▼▼▼
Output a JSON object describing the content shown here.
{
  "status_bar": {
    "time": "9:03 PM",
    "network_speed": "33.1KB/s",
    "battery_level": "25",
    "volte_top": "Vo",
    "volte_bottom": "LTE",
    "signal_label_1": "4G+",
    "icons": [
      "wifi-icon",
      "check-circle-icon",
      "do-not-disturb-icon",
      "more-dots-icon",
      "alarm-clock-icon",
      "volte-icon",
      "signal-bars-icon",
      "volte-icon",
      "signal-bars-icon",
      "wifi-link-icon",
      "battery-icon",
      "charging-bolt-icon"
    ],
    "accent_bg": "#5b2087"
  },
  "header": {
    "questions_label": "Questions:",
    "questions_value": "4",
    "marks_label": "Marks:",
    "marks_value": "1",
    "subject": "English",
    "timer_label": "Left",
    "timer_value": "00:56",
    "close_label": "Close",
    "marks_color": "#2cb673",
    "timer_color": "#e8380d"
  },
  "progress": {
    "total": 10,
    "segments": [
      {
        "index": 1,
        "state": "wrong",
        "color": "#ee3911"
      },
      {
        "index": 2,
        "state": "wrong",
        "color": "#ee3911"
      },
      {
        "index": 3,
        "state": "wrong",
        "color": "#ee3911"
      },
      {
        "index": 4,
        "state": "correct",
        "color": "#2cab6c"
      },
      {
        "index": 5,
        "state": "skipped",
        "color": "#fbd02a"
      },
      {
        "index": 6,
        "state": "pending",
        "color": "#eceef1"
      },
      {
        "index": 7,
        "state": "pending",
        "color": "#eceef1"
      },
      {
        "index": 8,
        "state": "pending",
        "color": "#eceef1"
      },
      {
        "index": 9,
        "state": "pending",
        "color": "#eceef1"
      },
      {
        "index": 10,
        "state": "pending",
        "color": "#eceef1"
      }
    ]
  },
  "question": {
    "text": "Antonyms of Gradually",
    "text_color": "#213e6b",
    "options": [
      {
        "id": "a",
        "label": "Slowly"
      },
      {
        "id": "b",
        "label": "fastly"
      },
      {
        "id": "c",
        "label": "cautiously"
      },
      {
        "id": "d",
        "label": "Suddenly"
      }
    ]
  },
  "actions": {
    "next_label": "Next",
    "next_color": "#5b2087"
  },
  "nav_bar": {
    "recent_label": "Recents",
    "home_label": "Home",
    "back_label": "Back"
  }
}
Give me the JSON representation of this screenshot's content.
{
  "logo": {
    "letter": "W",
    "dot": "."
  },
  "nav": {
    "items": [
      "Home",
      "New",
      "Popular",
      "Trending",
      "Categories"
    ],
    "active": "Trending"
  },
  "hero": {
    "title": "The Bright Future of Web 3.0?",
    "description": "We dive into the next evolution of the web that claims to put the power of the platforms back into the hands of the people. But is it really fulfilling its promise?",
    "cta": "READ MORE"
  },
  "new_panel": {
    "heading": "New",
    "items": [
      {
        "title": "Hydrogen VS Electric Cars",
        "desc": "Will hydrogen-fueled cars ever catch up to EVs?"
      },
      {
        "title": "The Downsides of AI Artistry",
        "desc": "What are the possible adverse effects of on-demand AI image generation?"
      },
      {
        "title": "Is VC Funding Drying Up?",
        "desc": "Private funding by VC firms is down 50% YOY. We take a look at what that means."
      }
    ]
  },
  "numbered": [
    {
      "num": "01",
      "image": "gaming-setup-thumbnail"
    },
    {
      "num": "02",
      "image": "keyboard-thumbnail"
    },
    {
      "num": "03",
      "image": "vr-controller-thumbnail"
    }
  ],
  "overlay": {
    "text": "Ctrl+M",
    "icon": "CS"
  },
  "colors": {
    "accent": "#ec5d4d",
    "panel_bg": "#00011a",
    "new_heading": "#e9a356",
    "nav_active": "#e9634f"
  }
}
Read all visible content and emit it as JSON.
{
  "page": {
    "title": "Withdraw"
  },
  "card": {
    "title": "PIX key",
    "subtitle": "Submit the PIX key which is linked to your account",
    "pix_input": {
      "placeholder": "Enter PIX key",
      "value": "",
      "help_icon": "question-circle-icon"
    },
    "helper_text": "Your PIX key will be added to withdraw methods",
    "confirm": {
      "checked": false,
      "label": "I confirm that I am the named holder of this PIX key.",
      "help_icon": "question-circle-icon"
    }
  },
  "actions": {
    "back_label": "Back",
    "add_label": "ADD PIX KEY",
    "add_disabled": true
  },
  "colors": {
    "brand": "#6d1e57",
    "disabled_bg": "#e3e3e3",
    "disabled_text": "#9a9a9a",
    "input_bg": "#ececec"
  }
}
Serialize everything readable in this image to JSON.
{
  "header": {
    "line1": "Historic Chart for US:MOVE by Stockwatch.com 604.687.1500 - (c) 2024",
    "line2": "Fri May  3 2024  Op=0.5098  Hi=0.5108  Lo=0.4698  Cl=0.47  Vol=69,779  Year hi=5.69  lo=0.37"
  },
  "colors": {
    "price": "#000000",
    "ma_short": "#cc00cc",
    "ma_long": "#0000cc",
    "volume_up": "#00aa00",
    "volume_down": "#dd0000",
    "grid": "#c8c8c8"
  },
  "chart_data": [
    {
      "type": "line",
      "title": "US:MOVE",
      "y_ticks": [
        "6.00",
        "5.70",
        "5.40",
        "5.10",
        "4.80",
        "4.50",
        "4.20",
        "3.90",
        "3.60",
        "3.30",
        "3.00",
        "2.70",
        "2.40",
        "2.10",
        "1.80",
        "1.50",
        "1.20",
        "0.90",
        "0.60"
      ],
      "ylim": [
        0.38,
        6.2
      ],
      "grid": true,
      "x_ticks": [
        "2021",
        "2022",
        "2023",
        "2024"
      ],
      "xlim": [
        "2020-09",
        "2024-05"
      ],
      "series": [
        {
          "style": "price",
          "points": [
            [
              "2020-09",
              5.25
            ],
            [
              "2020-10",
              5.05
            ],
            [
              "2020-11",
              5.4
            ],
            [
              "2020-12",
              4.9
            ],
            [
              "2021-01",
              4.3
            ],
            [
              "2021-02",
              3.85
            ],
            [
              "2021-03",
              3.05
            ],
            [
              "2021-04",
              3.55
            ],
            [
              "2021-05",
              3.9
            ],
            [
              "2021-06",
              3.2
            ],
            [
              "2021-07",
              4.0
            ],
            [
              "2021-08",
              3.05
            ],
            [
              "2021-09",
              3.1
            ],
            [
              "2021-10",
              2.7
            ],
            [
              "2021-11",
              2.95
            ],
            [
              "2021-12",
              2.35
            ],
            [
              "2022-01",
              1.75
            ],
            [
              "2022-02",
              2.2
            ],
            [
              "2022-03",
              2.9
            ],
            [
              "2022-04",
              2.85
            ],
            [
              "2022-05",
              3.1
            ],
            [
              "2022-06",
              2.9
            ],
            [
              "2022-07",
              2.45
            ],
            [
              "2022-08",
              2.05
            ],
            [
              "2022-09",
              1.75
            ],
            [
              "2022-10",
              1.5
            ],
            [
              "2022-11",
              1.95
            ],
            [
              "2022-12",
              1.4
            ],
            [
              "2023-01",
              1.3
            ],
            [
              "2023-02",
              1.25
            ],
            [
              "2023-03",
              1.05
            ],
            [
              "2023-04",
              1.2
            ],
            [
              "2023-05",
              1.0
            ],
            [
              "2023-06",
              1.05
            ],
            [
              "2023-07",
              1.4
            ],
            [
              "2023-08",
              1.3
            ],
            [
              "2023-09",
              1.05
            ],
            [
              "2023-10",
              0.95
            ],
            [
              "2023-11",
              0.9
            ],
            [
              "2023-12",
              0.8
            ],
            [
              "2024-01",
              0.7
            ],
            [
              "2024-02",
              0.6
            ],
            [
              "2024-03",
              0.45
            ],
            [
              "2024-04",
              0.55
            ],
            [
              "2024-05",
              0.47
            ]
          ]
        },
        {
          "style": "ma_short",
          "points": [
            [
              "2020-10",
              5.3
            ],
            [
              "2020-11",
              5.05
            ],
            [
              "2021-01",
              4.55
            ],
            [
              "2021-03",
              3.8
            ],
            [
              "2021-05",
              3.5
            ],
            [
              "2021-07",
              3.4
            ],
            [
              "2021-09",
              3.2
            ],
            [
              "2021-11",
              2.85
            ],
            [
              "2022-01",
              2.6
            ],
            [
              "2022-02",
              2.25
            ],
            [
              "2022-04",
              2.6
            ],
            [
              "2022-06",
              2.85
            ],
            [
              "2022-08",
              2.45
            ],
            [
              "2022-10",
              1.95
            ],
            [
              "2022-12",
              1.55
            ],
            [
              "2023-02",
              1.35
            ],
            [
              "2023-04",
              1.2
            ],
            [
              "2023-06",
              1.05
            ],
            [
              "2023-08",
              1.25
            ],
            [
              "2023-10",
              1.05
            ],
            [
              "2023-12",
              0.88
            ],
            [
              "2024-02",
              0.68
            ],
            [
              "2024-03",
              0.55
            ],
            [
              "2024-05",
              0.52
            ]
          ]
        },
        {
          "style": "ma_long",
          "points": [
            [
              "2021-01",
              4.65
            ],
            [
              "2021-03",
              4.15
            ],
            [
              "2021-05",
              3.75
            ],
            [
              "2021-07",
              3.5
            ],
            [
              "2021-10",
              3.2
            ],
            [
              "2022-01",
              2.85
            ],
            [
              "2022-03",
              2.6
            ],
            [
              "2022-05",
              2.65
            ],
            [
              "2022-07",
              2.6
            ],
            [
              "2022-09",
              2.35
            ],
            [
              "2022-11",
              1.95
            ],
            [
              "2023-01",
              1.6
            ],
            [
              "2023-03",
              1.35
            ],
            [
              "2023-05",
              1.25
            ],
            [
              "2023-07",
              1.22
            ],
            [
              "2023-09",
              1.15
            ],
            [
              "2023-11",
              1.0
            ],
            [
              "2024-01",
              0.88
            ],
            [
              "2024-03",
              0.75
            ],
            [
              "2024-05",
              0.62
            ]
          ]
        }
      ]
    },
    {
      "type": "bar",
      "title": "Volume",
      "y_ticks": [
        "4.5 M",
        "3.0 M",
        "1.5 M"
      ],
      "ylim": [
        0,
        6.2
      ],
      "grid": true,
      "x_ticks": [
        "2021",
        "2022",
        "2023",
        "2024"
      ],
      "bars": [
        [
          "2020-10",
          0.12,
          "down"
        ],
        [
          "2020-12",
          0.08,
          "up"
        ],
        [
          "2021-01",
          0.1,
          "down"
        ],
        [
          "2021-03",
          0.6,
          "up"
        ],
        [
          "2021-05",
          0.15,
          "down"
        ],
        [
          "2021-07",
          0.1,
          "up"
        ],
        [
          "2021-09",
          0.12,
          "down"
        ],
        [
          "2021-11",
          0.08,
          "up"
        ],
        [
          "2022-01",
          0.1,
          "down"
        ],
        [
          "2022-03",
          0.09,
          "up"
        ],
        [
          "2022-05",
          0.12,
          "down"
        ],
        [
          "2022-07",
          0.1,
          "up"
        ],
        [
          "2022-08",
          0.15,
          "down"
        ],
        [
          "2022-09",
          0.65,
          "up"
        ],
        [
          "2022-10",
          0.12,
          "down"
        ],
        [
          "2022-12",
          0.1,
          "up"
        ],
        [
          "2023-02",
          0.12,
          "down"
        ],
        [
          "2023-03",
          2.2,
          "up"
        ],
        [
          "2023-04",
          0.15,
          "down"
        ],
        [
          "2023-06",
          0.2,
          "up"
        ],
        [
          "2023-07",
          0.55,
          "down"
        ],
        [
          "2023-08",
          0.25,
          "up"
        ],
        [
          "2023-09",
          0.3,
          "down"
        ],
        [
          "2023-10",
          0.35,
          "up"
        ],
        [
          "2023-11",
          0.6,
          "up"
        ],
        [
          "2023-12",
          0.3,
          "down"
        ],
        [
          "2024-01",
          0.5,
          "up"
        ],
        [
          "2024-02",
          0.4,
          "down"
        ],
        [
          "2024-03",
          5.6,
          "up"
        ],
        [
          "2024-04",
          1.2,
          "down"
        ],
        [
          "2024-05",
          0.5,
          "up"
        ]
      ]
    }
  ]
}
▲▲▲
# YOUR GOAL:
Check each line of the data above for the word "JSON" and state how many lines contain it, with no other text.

# WRITTEN REPLY:
4